[Work instructions]: Only lines with the string "true" matter here; gather them from the material below.
--- Stored data Enclosed Below ---
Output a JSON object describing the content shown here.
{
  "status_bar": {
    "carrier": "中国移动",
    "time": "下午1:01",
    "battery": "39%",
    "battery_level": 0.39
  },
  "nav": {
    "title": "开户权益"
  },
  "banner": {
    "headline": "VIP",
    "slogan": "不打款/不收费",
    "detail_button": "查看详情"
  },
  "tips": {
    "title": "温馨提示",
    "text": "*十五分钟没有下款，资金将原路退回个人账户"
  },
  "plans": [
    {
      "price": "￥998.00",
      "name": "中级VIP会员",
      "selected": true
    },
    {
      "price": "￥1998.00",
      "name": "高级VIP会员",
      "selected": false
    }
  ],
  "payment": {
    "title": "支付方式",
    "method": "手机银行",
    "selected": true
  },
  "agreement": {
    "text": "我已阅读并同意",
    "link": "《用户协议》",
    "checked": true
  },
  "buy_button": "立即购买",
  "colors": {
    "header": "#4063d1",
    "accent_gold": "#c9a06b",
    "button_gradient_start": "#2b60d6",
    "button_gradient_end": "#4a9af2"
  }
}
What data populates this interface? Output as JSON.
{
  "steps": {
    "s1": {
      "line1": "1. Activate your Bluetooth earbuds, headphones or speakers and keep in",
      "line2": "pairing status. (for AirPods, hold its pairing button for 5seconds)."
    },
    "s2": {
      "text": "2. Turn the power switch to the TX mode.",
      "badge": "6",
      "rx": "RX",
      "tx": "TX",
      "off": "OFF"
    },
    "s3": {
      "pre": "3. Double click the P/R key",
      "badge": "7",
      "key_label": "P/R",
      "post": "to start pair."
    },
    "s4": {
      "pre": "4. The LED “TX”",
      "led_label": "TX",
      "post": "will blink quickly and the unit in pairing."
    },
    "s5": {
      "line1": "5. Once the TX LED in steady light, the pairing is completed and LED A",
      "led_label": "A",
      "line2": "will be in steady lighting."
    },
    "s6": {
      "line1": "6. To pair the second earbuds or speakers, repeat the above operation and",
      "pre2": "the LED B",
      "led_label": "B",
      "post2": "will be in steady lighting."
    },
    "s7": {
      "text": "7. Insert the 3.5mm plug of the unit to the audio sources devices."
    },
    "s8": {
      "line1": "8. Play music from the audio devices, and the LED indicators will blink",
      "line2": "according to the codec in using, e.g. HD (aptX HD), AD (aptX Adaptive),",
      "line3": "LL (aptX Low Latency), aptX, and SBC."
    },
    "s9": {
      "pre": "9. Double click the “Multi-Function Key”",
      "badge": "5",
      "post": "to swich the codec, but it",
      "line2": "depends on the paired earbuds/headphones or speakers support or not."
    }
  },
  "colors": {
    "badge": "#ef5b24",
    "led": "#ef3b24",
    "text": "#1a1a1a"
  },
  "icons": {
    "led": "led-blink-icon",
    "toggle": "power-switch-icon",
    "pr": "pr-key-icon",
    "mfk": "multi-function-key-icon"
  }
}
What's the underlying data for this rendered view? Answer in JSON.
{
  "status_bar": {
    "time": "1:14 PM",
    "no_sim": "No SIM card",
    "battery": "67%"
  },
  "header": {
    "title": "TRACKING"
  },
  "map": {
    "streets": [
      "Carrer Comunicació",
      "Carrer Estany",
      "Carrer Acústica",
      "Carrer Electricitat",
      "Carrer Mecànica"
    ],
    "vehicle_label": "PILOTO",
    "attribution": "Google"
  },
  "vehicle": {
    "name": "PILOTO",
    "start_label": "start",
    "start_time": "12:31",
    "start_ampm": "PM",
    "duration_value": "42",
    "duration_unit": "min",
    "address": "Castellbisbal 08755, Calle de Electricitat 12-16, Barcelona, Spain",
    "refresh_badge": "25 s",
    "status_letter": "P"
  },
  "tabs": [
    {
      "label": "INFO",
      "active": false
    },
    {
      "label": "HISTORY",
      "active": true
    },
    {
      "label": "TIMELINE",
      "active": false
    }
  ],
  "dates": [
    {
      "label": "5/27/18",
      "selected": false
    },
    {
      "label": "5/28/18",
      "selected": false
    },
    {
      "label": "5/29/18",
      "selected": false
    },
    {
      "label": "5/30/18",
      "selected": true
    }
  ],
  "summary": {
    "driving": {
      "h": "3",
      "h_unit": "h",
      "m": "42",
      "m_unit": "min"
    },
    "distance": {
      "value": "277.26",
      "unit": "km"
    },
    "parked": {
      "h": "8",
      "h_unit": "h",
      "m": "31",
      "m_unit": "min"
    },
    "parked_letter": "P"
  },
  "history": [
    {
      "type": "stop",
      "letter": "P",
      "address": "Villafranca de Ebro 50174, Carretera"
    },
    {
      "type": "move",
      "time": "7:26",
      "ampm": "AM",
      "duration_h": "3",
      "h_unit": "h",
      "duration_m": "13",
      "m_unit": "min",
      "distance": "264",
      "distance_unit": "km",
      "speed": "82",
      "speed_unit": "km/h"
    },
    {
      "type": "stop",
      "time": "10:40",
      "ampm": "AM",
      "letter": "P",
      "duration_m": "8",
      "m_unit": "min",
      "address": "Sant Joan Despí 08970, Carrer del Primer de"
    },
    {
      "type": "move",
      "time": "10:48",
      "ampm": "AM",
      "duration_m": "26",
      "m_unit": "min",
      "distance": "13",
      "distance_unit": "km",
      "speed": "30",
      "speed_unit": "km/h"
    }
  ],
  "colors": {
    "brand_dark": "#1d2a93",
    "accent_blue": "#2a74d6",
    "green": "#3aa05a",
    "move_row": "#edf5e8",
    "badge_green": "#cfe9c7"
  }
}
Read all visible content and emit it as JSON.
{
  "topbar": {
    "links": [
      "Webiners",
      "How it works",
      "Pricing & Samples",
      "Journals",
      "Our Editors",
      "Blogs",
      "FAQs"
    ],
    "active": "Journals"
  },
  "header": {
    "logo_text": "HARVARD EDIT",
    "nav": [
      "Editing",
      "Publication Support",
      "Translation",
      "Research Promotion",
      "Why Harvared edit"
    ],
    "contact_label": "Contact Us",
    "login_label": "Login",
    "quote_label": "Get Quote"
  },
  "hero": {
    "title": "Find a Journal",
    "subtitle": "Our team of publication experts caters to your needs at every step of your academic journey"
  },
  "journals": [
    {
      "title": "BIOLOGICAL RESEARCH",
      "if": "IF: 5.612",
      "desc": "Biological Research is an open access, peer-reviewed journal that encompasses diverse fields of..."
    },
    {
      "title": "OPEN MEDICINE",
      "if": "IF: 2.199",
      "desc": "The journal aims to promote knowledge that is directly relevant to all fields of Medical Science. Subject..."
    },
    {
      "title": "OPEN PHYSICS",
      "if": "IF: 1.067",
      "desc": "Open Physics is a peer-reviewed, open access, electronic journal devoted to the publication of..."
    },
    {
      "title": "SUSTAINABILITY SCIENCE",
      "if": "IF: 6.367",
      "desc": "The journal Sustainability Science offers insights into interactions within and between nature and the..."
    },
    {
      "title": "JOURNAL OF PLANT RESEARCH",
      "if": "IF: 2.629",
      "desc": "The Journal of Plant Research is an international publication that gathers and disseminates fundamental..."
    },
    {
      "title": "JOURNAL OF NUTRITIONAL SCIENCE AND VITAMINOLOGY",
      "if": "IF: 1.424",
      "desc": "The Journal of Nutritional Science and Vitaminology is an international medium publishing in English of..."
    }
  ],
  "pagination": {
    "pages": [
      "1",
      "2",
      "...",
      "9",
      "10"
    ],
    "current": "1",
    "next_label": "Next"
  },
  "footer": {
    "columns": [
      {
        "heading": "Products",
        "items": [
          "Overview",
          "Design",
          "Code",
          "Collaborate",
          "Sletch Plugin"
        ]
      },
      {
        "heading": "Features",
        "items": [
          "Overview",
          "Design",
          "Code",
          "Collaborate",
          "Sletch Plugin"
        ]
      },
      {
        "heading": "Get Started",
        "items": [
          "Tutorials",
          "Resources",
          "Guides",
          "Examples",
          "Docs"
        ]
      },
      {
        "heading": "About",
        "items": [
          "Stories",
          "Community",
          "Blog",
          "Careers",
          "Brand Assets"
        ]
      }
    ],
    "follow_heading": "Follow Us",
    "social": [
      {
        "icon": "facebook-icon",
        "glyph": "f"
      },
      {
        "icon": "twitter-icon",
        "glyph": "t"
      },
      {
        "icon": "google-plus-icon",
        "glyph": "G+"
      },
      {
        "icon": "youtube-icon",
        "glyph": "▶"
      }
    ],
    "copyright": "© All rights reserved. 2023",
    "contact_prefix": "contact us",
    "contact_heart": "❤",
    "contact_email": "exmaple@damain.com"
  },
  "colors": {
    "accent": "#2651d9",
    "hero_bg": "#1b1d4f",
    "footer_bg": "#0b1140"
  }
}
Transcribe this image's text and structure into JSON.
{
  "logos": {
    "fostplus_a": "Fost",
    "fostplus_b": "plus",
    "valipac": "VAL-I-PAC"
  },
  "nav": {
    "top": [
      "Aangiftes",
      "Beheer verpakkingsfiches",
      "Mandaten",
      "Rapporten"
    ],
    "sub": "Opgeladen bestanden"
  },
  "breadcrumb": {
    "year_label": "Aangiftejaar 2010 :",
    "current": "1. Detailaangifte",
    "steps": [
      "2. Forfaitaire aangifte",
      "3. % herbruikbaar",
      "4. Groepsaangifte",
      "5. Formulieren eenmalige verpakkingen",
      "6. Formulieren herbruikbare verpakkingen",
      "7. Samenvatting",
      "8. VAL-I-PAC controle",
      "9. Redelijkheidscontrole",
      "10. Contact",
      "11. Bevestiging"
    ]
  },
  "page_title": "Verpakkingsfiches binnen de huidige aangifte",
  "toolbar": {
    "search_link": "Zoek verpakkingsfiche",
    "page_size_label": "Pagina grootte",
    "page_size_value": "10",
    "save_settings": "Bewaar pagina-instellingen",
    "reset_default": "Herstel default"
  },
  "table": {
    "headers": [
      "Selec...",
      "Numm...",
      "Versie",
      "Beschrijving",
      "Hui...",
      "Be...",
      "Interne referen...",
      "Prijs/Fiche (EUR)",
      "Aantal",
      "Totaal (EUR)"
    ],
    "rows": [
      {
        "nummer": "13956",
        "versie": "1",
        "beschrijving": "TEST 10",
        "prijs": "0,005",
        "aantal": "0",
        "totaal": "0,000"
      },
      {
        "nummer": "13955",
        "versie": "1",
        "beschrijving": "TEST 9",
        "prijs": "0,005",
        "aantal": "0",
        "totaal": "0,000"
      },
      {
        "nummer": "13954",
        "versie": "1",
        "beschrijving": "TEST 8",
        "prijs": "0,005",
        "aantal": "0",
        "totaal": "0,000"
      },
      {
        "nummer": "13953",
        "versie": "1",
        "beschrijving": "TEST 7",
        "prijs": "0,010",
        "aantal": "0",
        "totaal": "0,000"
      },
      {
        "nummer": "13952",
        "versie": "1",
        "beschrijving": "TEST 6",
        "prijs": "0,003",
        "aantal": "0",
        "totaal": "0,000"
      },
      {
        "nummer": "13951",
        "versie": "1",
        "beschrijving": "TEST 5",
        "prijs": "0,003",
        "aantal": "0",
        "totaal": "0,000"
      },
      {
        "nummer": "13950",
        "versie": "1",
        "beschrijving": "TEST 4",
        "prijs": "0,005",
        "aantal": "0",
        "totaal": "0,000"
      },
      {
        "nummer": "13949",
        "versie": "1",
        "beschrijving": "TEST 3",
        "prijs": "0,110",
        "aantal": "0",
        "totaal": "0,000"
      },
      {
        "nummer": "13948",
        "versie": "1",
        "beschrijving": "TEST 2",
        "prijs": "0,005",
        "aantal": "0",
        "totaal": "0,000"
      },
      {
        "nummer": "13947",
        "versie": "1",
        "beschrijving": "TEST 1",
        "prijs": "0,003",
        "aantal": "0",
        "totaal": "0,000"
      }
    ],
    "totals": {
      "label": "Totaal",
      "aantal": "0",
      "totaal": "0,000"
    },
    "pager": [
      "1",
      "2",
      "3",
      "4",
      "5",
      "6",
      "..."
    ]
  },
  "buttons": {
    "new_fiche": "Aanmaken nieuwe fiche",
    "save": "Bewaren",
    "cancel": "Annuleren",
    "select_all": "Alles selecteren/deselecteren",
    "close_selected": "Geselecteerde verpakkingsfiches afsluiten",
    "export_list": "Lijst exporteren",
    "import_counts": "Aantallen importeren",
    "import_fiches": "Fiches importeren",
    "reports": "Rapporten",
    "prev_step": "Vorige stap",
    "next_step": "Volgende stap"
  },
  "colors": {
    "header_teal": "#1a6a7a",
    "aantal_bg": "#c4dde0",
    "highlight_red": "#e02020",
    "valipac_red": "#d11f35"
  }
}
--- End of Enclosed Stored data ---
[Your solution]:
      "selected": true
    "selected": true
    "checked": true
      "active": true
      "selected": true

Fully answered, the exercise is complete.